*** Opening of RECORDS SHOWN ***
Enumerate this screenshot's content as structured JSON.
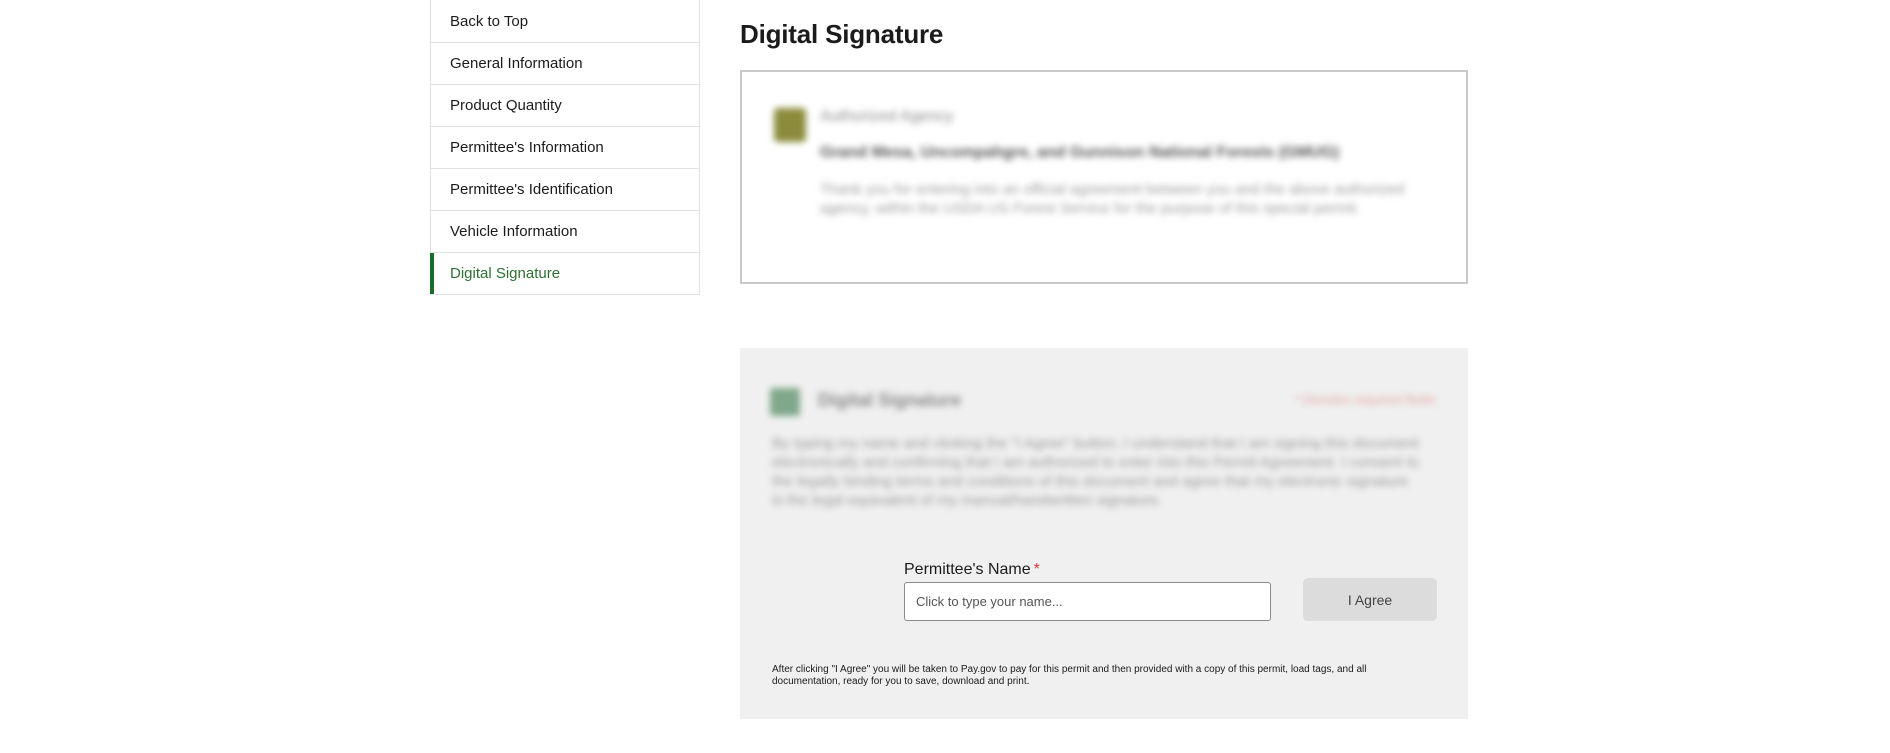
{
  "sidebar": {
    "items": [
      {
        "label": "Back to Top"
      },
      {
        "label": "General Information"
      },
      {
        "label": "Product Quantity"
      },
      {
        "label": "Permittee's Information"
      },
      {
        "label": "Permittee's Identification"
      },
      {
        "label": "Vehicle Information"
      },
      {
        "label": "Digital Signature",
        "active": true
      }
    ]
  },
  "main": {
    "title": "Digital Signature",
    "agency": {
      "label": "Authorized Agency",
      "name": "Grand Mesa, Uncompahgre, and Gunnison National Forests (GMUG)",
      "description": "Thank you for entering into an official agreement between you and the above authorized agency, within the USDA US Forest Service for the purpose of this special permit."
    },
    "signature": {
      "heading": "Digital Signature",
      "required_note": "* Denotes required fields",
      "agreement_text": "By typing my name and clicking the \"I Agree\" button, I understand that I am signing this document electronically and confirming that I am authorized to enter into this Permit Agreement. I consent to the legally binding terms and conditions of this document and agree that my electronic signature is the legal equivalent of my manual/handwritten signature.",
      "name_label": "Permittee's Name",
      "required_marker": "*",
      "name_placeholder": "Click to type your name...",
      "agree_label": "I Agree",
      "footnote": "After clicking \"I Agree\" you will be taken to Pay.gov to pay for this permit and then provided with a copy of this permit, load tags, and all documentation, ready for you to save, download and print."
    }
  },
  "colors": {
    "accent_green": "#1a6b2e",
    "active_text": "#2e6f33",
    "required_red": "#d83933",
    "panel_bg": "#f0f0f0"
  }
}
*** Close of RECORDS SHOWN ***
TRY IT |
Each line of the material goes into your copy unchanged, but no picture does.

RESULT BELOW |
Enumerate this screenshot's content as structured JSON.
{
  "sidebar": {
    "items": [
      {
        "label": "Back to Top"
      },
      {
        "label": "General Information"
      },
      {
        "label": "Product Quantity"
      },
      {
        "label": "Permittee's Information"
      },
      {
        "label": "Permittee's Identification"
      },
      {
        "label": "Vehicle Information"
      },
      {
        "label": "Digital Signature",
        "active": true
      }
    ]
  },
  "main": {
    "title": "Digital Signature",
    "agency": {
      "label": "Authorized Agency",
      "name": "Grand Mesa, Uncompahgre, and Gunnison National Forests (GMUG)",
      "description": "Thank you for entering into an official agreement between you and the above authorized agency, within the USDA US Forest Service for the purpose of this special permit."
    },
    "signature": {
      "heading": "Digital Signature",
      "required_note": "* Denotes required fields",
      "agreement_text": "By typing my name and clicking the \"I Agree\" button, I understand that I am signing this document electronically and confirming that I am authorized to enter into this Permit Agreement. I consent to the legally binding terms and conditions of this document and agree that my electronic signature is the legal equivalent of my manual/handwritten signature.",
      "name_label": "Permittee's Name",
      "required_marker": "*",
      "name_placeholder": "Click to type your name...",
      "agree_label": "I Agree",
      "footnote": "After clicking \"I Agree\" you will be taken to Pay.gov to pay for this permit and then provided with a copy of this permit, load tags, and all documentation, ready for you to save, download and print."
    }
  },
  "colors": {
    "accent_green": "#1a6b2e",
    "active_text": "#2e6f33",
    "required_red": "#d83933",
    "panel_bg": "#f0f0f0"
  }
}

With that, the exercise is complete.